State or sovereign as source of law
From Textop Wiki
The sovereign is the only legislator, and therefore the only source of law, in any State.
The legislator in all Commonwealths is only the sovereign, be he one man, as in a monarchy, or one assembly of men, as in a democracy or aristocracy. For the legislator is he that maketh the law. And the Commonwealth only prescribes and commandeth the observation of those rules which we call law: therefore the Commonwealth is the legislator. But the Commonwealth is no person, nor has capacity to do anything but by the representative, that is, the sovereign; and therefore the sovereign is the sole legislator. For the same reason, none can abrogate a law made, but the sovereign, because a law is not abrogated but by another law that forbiddeth it to be put in execution.
Hobbes, Lev XXVI 5
The authority of law derives from a conquering sovereign, even if the conquering sovereign does not change the written laws of the conquered country.
If the sovereign of one Commonwealth subdue a people that have lived under other written laws, and afterwards govern them by the same laws by which they were governed before, yet those laws are the civil laws of the victor, and not of the vanquished Commonwealth. For the legislator is he, not by whose authority the laws were first made, but by whose authority they now continue to be laws. And therefore where there be diverse provinces within the dominion of a Commonwealth, and in those provinces diversity of laws, which commonly are called the customs of each several province, we are not to understand that such customs have their force only from length of time; but that they were anciently laws written, or otherwise made known, for the constitutions and statutes of their sovereigns; and are now laws, not by virtue of the prescription of time, but by the constitutions of their present sovereigns. But if an unwritten law, in all the provinces of a dominion, shall be generally observed, and no iniquity appear in the use thereof, that law can be no other but a law of nature, equally obliging all mankind.
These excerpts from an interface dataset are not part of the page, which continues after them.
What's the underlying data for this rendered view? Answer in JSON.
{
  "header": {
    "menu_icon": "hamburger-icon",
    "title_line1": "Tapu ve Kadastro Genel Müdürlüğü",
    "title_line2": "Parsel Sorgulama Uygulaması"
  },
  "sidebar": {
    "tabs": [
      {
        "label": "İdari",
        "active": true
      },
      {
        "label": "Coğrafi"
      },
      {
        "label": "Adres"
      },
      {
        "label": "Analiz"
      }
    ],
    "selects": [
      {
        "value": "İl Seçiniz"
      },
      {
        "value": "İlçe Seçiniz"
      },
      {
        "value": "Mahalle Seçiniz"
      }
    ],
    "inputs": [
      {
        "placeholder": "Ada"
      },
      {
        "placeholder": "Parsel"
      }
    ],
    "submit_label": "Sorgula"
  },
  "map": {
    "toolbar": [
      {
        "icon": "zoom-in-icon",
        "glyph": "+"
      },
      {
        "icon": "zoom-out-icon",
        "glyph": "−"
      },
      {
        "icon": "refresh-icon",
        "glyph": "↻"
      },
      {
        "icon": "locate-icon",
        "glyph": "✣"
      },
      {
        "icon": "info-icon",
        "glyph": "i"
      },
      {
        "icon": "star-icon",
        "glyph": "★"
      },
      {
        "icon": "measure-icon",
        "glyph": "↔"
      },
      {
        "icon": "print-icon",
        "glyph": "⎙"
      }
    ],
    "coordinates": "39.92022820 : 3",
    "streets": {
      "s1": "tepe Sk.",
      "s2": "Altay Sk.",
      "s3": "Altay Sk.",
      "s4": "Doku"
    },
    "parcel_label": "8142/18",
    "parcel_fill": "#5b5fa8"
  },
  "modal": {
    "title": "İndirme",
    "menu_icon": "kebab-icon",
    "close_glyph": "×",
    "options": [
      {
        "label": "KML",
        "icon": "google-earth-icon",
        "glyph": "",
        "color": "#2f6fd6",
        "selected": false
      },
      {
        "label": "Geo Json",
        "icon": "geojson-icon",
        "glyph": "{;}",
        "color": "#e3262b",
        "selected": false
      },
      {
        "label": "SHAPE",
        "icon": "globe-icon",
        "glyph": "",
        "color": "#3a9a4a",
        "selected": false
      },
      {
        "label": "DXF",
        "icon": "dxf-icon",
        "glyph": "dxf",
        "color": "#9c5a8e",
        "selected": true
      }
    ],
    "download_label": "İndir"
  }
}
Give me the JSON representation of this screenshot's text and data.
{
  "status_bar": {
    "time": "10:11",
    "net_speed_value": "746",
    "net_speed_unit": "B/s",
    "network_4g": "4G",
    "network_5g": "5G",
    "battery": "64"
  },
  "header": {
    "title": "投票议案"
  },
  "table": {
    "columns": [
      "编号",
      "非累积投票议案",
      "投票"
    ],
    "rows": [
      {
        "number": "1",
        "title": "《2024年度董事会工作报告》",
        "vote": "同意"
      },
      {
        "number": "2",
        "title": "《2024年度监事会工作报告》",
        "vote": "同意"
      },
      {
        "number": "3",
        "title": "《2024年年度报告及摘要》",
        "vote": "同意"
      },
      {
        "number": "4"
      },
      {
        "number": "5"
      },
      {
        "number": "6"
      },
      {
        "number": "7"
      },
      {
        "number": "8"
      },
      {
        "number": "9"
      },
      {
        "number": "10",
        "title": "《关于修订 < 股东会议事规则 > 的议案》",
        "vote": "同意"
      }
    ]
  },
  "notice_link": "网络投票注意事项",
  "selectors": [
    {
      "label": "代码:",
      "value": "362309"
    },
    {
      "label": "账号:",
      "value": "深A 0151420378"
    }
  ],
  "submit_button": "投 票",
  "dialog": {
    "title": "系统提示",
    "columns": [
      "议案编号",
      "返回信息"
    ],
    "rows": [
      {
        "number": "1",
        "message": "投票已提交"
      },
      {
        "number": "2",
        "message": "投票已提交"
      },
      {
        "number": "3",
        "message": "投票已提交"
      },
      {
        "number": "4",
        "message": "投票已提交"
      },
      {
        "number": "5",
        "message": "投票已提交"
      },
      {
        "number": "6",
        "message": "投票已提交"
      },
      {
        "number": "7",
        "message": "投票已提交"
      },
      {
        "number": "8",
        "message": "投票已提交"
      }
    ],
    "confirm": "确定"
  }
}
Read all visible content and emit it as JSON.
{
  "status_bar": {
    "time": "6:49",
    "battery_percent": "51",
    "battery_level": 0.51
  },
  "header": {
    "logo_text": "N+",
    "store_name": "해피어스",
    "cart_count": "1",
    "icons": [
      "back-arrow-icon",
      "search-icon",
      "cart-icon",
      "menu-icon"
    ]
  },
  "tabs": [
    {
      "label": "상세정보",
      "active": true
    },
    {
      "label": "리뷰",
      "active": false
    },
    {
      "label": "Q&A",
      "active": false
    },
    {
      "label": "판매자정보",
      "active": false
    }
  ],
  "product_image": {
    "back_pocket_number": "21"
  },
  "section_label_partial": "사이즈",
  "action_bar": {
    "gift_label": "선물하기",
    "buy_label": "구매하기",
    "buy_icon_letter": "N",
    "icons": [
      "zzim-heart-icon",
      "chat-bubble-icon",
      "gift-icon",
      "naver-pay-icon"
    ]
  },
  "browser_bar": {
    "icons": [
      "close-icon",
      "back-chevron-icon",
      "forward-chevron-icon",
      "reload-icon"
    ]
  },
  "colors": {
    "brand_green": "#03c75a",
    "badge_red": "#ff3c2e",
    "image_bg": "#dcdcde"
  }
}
Hobbes, Lev XXVI 9
To the objection that the common law has no controlling authority other than Parliament.
Seeing then all laws, written and unwritten, have their authority and force from the will of the Commonwealth; that is to say, from the will of the representative, which in a monarchy is the monarch, and in other Commonwealths the sovereign assembly; a man may wonder from whence proceed such opinions as are found in the books of lawyers of eminence in several Commonwealths, directly or by consequence making the legislative power depend on private men or subordinate judges. As for example, that the common law hath no controller but the Parliament; which is true only where a parliament has the sovereign power, and cannot be assembled nor dissolved, but by their own discretion. For if there be a right in any else to dissolve them, there is a right also to control them, and consequently to control their controllings. And if there be no such right, then the controller of laws is not parlamentum, but rex in parlamento. And where a parliament is sovereign, if it should assemble never so many or so wise men from the countries subject to them, for whatsoever cause, yet there is no man will believe that such an assembly hath thereby acquired to themselves a legislative power. Item, that the two arms of a Commonwealth are force and justice; the first whereof is in the king, the other deposited in the hands of the Parliament. As if a Commonwealth could consist where the force were in any hand which justice had not the authority to command and govern.
Hobbes, Lev XXVI 10